Technical Paper

Assessment of Lightweight Automotive Glass Solutions on Interior Noise Levels & Sound Quality

The automotive industry continues to develop technologies for reducing vehicle fuel consumption. Specifically, vehicle lightweighting is expected to be a key enabler for achieving fleet CO2 reduction targets for 2025 and beyond. Hybrid glass laminates that incorporate fusion draw and ion exchange innovations are thinner and thereby, offer more than 30% weight reduction compared to conventional automotive laminates. These lightweight hybrid laminates provide additional benefits, including improved toughness and superior optics. However, glazing weight reduction leads to an increase in transmission of sound through the laminates for certain frequencies. This paper documents a study that uses a systematic test-based approach to understand the sensitivity of interior vehicle noise behavior to changes in acoustic attenuation driven by installation of lightweight glass.
Journal Article

A Next Generation Cordierite Diesel Particle Filter with Significantly Reduced Pressure Drop

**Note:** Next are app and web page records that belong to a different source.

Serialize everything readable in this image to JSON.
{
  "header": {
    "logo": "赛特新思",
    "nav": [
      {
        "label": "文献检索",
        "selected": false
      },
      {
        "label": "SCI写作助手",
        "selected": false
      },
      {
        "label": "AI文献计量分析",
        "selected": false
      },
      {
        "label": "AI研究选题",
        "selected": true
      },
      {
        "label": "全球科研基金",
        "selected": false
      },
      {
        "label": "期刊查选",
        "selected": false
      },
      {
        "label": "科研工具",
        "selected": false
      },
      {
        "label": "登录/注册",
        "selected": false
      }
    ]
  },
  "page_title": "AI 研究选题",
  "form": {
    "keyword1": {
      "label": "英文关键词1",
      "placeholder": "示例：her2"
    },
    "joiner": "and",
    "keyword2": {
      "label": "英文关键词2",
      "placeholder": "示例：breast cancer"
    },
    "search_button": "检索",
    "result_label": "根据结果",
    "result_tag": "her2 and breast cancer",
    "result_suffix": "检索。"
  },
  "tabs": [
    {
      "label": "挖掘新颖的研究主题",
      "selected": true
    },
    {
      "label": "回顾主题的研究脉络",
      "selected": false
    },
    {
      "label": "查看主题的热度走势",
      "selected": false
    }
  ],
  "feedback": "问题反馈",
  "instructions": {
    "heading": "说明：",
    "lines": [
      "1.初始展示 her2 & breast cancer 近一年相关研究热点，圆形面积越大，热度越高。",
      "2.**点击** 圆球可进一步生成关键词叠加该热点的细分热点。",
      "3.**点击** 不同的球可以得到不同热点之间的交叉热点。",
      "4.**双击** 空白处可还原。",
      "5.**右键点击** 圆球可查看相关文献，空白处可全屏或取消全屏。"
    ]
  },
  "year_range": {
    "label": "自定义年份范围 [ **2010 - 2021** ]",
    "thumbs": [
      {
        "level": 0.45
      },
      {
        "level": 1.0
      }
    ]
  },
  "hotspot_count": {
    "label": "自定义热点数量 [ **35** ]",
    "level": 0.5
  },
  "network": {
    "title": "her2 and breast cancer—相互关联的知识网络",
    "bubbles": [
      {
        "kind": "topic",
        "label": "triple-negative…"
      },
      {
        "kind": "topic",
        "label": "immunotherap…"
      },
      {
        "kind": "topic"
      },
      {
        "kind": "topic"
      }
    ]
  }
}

Diesel particle filters (DPF) have become a standard aftertreatment component for all current and future on-road diesel engines used in the US. In Europe the introduction of EUVI is expected to also result in the broad implementation of DPF's. The anticipated general trend in engine technology towards higher engine-out NOx/PM ratios results in a somewhat changing set of boundary conditions for the DPF predominantly enabling passive regeneration of the DPF. This enables the design of a novel filter concept optimized for low pressure drop, low thermal mass for optimized regeneration and fast heat-up of a downstream SCR system, therefore reducing CO₂ implications for the DPF operation. In this paper we will discuss results from a next-generation cordierite DPF designed to address these future needs.